Streptococcus pneumoniae, Haemophilus influenzae and Staphylococcus aureus are commonly carried in the nasopharynx of young children, and have been speculated to interact with each other. Although earlier studies used cultures alone to assess these interactions, the addition of real-time quantitative polymerase chain reaction (qPCR) provides further insight into these interactions. We compared results of culture and qPCR for the detection of these 3 bacteria in 446 nasopharynx samples collected from 360 healthy young children in a prospective cohort study in the Peruvian Andes. Patterns of concurrent bacterial colonization were studied using repeated measures logistic regression models with generalized estimating equations. Spearman correlation coefficients were used to assess correlations among bacterial densities. At a bacterial density <105 colony forming units/mL measured by qPCR, culture detected significantly less carriers (P < 0.0001) for all 3 pathogens, than at a bacterial density >105 colony forming units/mL. In addition, there was a positive association between S. pneumoniae and H. influenzae colonization measured by both culture (odds ratio [OR] 3.11–3.17, P < 0.001) and qPCR (OR 1.95–1.97, P < 0.01). The densities of S. pneumoniae and H. influenzae, measured by qPCR, were positively correlated (correlation coefficient 0.32, P < 0.001). A negative association was found between the presence of S. pneumoniae and Staphylococcus aureus in carriage with both culture (OR 0.45, P = 0.024) and qPCR (OR 0.61, P < 0.05). The impact of density on detection by culture and the observed density-related interactions support use of qPCR in additional studies to examine vaccine effects on diverse bacterial species.

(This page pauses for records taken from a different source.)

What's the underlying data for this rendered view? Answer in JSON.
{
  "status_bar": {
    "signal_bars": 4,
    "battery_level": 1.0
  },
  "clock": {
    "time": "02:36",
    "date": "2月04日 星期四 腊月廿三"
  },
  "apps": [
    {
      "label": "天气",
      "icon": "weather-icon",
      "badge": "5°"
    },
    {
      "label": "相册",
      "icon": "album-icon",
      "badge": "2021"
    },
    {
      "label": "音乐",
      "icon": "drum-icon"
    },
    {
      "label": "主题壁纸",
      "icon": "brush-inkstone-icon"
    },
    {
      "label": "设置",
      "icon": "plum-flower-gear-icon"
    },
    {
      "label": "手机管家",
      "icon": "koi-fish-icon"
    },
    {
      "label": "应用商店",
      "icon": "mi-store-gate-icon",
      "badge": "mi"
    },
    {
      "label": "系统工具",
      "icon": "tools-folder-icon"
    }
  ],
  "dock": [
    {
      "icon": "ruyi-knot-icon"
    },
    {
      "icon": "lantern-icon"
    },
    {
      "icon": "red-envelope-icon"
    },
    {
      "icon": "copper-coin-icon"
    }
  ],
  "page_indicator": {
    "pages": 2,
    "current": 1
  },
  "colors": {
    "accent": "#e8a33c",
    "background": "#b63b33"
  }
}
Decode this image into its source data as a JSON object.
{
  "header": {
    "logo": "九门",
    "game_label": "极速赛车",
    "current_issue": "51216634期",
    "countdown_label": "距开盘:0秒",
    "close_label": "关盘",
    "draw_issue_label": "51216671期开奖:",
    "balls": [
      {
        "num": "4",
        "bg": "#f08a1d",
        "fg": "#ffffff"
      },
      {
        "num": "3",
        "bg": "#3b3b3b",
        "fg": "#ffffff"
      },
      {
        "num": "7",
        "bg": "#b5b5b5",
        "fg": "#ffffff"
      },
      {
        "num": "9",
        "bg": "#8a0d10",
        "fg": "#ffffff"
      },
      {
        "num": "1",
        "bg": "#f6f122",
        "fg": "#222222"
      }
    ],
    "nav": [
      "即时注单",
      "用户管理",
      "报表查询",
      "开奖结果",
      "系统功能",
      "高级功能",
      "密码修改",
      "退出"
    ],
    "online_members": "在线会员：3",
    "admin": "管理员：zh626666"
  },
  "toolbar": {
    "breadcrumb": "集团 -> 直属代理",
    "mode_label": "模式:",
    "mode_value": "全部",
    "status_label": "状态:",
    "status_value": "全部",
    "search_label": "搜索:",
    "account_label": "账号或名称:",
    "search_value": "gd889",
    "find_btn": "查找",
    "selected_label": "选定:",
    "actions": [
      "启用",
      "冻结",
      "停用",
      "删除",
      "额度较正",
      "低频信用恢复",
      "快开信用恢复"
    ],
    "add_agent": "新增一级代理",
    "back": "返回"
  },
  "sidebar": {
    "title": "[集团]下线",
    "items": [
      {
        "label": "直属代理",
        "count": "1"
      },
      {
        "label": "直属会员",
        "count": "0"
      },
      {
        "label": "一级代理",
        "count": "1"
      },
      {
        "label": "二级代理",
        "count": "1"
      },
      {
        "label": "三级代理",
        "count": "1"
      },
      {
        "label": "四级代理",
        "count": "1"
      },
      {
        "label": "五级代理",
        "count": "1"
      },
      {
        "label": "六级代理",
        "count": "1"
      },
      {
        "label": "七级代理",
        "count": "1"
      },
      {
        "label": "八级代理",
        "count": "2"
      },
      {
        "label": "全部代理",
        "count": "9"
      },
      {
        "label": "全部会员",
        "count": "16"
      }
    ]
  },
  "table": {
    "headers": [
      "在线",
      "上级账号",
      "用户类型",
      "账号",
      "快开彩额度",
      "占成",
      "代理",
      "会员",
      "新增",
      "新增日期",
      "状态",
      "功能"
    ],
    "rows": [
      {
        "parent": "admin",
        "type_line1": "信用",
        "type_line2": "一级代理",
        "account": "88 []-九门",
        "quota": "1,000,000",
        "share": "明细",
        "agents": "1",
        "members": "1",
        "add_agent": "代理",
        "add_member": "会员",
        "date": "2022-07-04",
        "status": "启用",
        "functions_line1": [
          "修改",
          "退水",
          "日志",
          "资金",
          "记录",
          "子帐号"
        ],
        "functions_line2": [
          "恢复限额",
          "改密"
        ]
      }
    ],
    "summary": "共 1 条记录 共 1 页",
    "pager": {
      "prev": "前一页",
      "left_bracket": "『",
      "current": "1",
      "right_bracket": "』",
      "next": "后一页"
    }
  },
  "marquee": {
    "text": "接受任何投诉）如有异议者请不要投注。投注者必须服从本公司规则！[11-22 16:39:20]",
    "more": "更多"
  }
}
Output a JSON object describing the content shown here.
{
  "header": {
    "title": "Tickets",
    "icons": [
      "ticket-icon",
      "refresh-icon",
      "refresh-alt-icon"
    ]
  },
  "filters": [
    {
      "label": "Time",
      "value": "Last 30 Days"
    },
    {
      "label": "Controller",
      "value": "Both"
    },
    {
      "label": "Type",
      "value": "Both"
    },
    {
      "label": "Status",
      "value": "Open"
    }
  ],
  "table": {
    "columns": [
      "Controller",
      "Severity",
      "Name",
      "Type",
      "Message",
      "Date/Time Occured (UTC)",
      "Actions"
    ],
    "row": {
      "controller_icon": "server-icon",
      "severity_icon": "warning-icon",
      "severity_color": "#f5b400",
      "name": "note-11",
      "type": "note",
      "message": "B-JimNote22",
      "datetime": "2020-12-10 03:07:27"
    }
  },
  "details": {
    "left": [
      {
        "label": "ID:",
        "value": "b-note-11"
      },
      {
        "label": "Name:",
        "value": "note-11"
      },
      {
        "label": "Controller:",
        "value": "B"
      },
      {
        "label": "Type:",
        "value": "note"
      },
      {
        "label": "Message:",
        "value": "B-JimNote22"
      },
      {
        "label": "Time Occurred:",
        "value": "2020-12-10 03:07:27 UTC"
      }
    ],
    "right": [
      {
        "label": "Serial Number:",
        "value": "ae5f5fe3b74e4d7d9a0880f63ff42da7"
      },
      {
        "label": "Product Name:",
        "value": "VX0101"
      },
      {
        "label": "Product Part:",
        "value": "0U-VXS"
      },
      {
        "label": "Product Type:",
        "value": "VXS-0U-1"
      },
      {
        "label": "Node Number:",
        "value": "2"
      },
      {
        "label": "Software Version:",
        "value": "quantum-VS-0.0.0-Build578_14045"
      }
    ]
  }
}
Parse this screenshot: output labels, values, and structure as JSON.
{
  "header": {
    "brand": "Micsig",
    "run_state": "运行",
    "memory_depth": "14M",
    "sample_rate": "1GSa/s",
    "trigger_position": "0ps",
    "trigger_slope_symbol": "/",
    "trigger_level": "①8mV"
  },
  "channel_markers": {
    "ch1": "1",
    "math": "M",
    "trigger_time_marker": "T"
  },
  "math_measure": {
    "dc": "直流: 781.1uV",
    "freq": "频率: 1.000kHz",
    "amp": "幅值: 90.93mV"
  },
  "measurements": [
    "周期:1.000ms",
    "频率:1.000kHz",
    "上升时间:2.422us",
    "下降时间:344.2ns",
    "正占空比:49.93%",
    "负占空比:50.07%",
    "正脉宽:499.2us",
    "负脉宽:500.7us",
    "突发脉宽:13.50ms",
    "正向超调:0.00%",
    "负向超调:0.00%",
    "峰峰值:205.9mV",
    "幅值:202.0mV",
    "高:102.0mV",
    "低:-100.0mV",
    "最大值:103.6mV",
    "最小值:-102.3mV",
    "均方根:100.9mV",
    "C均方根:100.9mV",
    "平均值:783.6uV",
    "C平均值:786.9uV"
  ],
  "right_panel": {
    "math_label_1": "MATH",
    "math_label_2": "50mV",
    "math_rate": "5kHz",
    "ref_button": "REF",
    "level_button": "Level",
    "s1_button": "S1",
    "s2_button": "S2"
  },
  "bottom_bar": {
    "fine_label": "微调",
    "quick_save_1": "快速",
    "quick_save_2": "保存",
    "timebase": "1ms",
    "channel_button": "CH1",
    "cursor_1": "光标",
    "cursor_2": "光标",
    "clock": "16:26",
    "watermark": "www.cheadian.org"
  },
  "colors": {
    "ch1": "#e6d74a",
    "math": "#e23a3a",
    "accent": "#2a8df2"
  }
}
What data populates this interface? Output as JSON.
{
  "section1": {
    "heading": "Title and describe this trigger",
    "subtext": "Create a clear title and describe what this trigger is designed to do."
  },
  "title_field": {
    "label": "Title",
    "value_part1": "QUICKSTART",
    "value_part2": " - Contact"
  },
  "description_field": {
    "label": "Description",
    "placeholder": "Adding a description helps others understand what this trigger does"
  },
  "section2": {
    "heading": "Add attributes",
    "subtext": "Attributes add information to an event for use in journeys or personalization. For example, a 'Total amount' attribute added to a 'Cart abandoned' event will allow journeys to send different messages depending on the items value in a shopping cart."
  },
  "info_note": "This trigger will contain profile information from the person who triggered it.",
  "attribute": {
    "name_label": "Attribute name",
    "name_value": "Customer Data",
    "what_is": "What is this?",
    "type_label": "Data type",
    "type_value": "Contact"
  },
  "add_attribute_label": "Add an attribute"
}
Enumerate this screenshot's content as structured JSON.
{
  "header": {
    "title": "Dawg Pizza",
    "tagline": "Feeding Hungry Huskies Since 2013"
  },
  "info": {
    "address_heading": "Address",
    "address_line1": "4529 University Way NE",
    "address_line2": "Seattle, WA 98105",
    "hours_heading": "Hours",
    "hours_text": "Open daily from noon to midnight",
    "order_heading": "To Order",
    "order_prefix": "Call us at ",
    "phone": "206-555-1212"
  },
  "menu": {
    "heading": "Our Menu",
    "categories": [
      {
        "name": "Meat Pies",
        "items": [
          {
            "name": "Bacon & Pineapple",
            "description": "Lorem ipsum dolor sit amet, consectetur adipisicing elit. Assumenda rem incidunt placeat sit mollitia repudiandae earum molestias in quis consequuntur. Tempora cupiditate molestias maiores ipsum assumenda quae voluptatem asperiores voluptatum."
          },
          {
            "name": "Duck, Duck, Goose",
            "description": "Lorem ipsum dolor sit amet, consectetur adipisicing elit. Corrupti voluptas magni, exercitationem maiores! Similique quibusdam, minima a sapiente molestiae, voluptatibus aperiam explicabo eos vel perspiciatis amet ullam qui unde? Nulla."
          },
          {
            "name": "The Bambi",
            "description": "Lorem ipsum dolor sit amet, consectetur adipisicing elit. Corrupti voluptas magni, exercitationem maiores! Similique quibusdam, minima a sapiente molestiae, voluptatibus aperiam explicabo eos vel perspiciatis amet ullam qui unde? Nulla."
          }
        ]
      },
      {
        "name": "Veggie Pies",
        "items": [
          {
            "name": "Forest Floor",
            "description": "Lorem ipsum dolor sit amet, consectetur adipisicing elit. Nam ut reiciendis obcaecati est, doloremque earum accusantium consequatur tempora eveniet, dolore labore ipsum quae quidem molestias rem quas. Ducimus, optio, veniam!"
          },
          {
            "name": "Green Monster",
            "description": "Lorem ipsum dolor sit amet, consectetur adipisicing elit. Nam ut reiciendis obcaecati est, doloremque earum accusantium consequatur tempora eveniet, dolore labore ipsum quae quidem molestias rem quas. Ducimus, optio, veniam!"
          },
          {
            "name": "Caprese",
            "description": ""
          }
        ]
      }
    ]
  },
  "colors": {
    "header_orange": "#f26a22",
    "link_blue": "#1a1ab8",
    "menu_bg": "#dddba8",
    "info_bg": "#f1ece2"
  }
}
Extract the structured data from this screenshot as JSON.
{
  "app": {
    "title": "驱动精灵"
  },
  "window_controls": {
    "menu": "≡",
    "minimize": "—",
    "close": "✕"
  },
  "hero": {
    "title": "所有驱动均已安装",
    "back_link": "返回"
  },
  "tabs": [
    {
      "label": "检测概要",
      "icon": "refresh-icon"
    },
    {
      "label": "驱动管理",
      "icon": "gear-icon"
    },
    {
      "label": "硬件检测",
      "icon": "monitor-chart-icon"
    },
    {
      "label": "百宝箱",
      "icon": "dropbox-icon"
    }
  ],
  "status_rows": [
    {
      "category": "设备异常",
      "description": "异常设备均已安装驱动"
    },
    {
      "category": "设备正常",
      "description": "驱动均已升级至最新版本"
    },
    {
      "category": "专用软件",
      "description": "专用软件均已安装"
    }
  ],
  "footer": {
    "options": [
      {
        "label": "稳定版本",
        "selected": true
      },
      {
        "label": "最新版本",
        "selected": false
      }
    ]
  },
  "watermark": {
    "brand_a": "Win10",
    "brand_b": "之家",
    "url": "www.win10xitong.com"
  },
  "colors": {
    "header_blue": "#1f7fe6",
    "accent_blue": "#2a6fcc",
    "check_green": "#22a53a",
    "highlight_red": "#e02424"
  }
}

From the * Department of Epidemiology, Rollins School of Public Health, Emory University; † Hubert Department of Global Health, Rollins School of Public Health, Emory University, Atlanta, GA; Departments of ‡ Preventive Medicine; § Pediatrics (Division of Infectious Diseases); ¶ Pathology, Microbiology and Immunology, Vanderbilt University School of Medicine, Nashville, TN; ∥ Instituto de Investigación Nutricional, Lima, Peru; and **University of Basel, Basel, Switzerland.
Accepted for publication August 15, 2012.
This study was supported in part by Vanderbilt University, the Vanderbilt CTSA grant UL1 RR024975-01 from National Center for Research Resources /National Institutes of Health and Pfizer (New York, NY; IIR WS1898786[0887X1-4492]). In addition to an institutional grant from Pfizer, KPK has received consulted for Pfizer vaccines, GlaxoSmithKline (Research Triangle Park, NC), Novartis (New York, NY), Sanofi (Bridgewater, NJ) and Merck (Whitehouse Station, NJ), and he has received speaking fees from Pfizer and GlaxoSmithKline. MRG has consulted for Novavax (Rockville, MD); CGG has consulted for GlaxoSmithKline; JVW has consulted for Quidel (Santa Clara, CA) and MedImmune (Gaithersburg, MD).
The authors have no other funding or conflicts of interest to disclose.
Address for correspondence: Keith P. Klugman, MD, PhD, Rollins School of Public Health, 1518 Clifton Road Atlanta, GA 30322. E-mail: firstname.lastname@example.org.